Saved data entries
◆ ◆ ◆ ◆

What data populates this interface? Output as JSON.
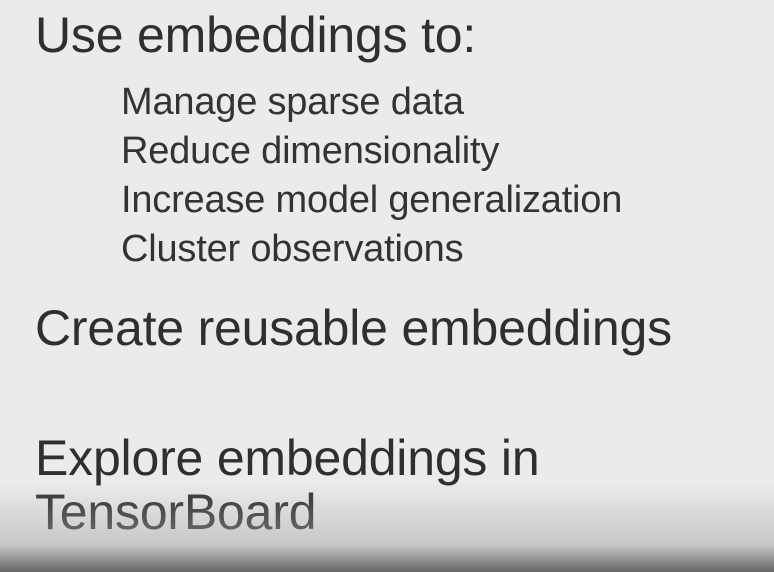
{
  "slide": {
    "heading_1": "Use embeddings to:",
    "bullets": [
      "Manage sparse data",
      "Reduce dimensionality",
      "Increase model generalization",
      "Cluster observations"
    ],
    "heading_2": "Create reusable embeddings",
    "heading_3_line_1": "Explore embeddings in",
    "heading_3_line_2": "TensorBoard"
  }
}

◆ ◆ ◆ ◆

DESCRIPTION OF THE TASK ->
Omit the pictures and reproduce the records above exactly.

TASK SOLUTION ->
What data populates this interface? Output as JSON.
{
  "slide": {
    "heading_1": "Use embeddings to:",
    "bullets": [
      "Manage sparse data",
      "Reduce dimensionality",
      "Increase model generalization",
      "Cluster observations"
    ],
    "heading_2": "Create reusable embeddings",
    "heading_3_line_1": "Explore embeddings in",
    "heading_3_line_2": "TensorBoard"
  }
}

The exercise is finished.